Shadow Chancellor Ed Balls visited Swindon to meet parliamentary candidate Anne Snelgrove and some of the mum’s who are opposed to cuts to children’s centres in the town.

Shadow Chancellor Ed Balls visited Swindon to meet parliamentary candidate Anne Snelgrove and some of the mum’s who are opposed to cuts to children’s centres in the town.

The former Secretary of State for Children, Schools and Families also took time during his visit to meet young apprentices at Swindon College with Anne.

And they spent the afternoon talking to businesswomen about issues affecting women in the workplace and what Labour will do to improve matters.

Anne said: “This was a great opportunity to show Ed some of the Swindon’s outstanding achievements – an outstanding college and an outstanding group of entrepreneurial businesswomen. Sadly we also had to draw his attention to the situation with the children’s centres, where a month away from the radical changes parents still don’t know what is happening in their local centre. He sympathised with the parents as he knows how valuable children’s centres are to young families. He emphasized Labour’s support for children’s centres remaining a full service for every family and he was very helpful in suggesting ways forward.”

Ed arrived at Swindon College, in North Star Avenue, where he was greeted by Anne, Labour’s parliamentary candidate for South Swindon, and Mark Dempsey, the parliamentary candidate for North Swindon, along with Andrew Miller, Principal of Swindon College and Amanda Burnside, Executive Director Enterprise and Learner Services.

Ed, Anne and Mark spent time meeting the nursery staff and apprentices to hear about the colleges extensive apprenticeship programme and discussed the importance of vocational education to Swindon’s economy.

The three then moved to The Core, in Devizes Road, Old Town, to meet with a group of local businesswomen, all of whom have founded their own businesses in the town.
Anne said: “The Core is an excellent new business and is helping the regeneration of Old Town. We had great fun making some juices and despite being total amateurs the staff helped us create some delicious drinks.

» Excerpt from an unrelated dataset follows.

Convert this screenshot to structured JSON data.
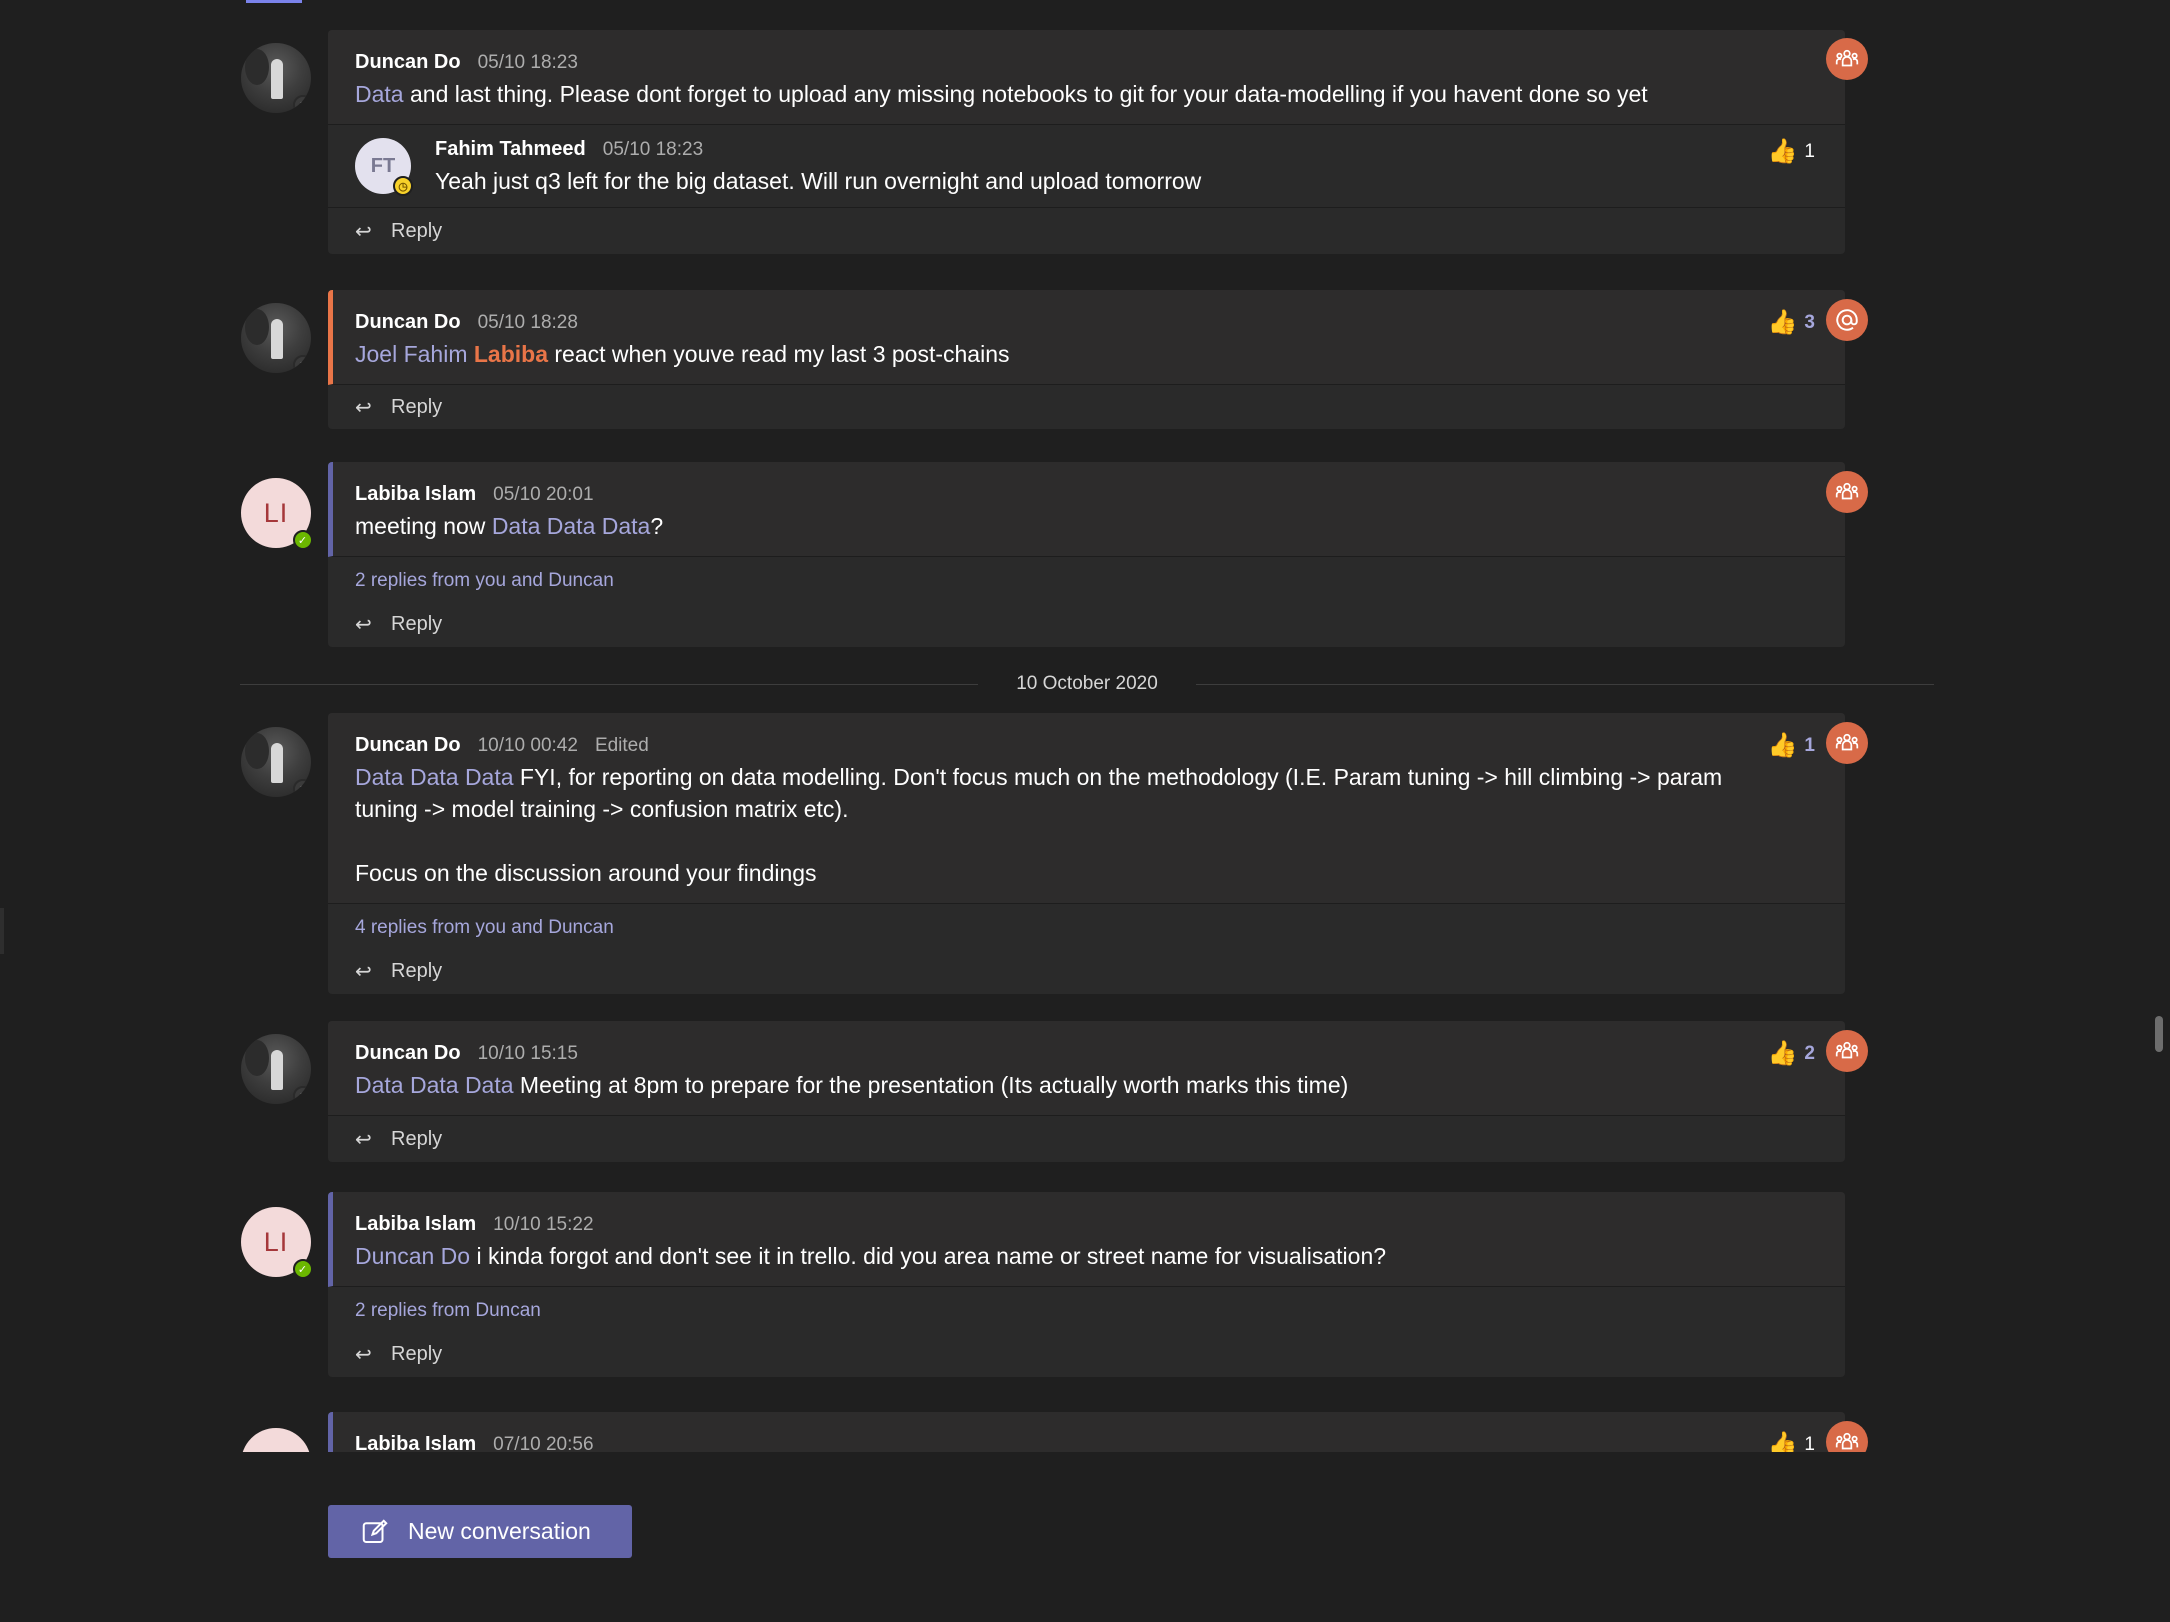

“We went on to have an excellent discussion with local businesswomen, particularly focusing on women at work, flexible working and the issues that small and expanding business are facing in Swindon and funding for small business.”

The group of businesswomen included: Sue Pycroft from Vox PR, Vanda Tanner from the OMG Beauty Salon; Amanda Franks, of Frankly Recruitment; Clare Haines, owner of the Lingerie Outlet; Krystyna Lenik and Agnew Marceau, both owners of Syntacta and and Hadi Brooks, co-owner of Ray's Ice Cream Parlour.

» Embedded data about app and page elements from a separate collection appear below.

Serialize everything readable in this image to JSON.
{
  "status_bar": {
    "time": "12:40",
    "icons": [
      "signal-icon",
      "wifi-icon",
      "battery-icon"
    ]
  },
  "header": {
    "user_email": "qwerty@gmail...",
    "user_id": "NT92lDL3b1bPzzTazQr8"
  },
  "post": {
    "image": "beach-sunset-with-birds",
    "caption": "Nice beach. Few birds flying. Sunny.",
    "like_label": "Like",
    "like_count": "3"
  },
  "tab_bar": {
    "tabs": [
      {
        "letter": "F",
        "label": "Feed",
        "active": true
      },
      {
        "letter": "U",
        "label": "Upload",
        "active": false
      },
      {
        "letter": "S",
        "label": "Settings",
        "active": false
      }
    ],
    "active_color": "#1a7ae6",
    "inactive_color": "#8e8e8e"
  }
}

Ed listened to their experiences of running businesses in Swindon, what hurdles they have overcome and what they need to see from local and national Government to support them. He also spoke about Labour’s plans for growth and jobs.

He praised Swindon’s “fabulous potential” and said: “There’s a strong sense of common purpose here that you don’t always find elsewhere.”

On equality he said: “It’s frustrating when you look at the statistics. I thought our generation had got it and wanted to back opportunity regardless of where you come from, the colour of skin or gender but when you look at the numbers it’s awful.”

He asked the women their views on what could be done to “make things better and create more opportunities” and spoke about Labour’s plans to extend free childcare for three and four-year-olds from 15 hours at the moment to 25.